The endorsement of the note was made to the Bank of the United States on 5 September, 1819, and before the commencement of the present suit, to-wit, on 27 June, 1820, the board of directors of the Planters' Bank passed another resolution, to which the corporate seal was annexed, declaring that the two notes of the defendant below (of which the note now in question was one)
"were endorsed by the late cashier of the Planters' Bank, by authority of the president and directors, and delivered to the office of discount and deposit of the Bank of the United States, and the amount passed to the credit of the Planters' Bank,"
"the said board of directors do hereby ratify and confirm the said act of their said cashier as the act of the president, directors, and company of the Planters' Bank."
Upon this evidence, the court instructed the jury that the cashier had authority to endorse the note and that his endorsement operated a valid transfer.
It further appeared in evidence that the said note was originally given as a part consideration for the purchase money of a plantation and slaves purchased by the defendant below of Nelder, with a covenant to warrant and defend.
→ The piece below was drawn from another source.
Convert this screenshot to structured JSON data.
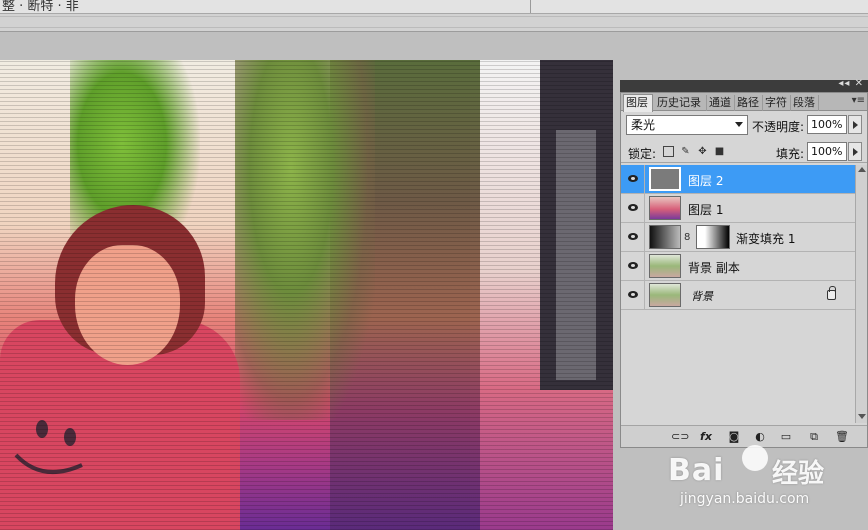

The contract of sale was drawn up, executed, and recorded before a notary according to the laws
and usages of the State of Louisiana. The notary, upon the giving of this note and other notes for the purchase money by the defendant below, wrote on each note the words "ne varietur." The court instructed the jury that the writing of these words did not affect the negotiability of the note.
The defendant below excepted to these several instructions, and the jury found a verdict for the plaintiffs, on which judgment was rendered by the court below, and the cause was brought by writ of error to this Court.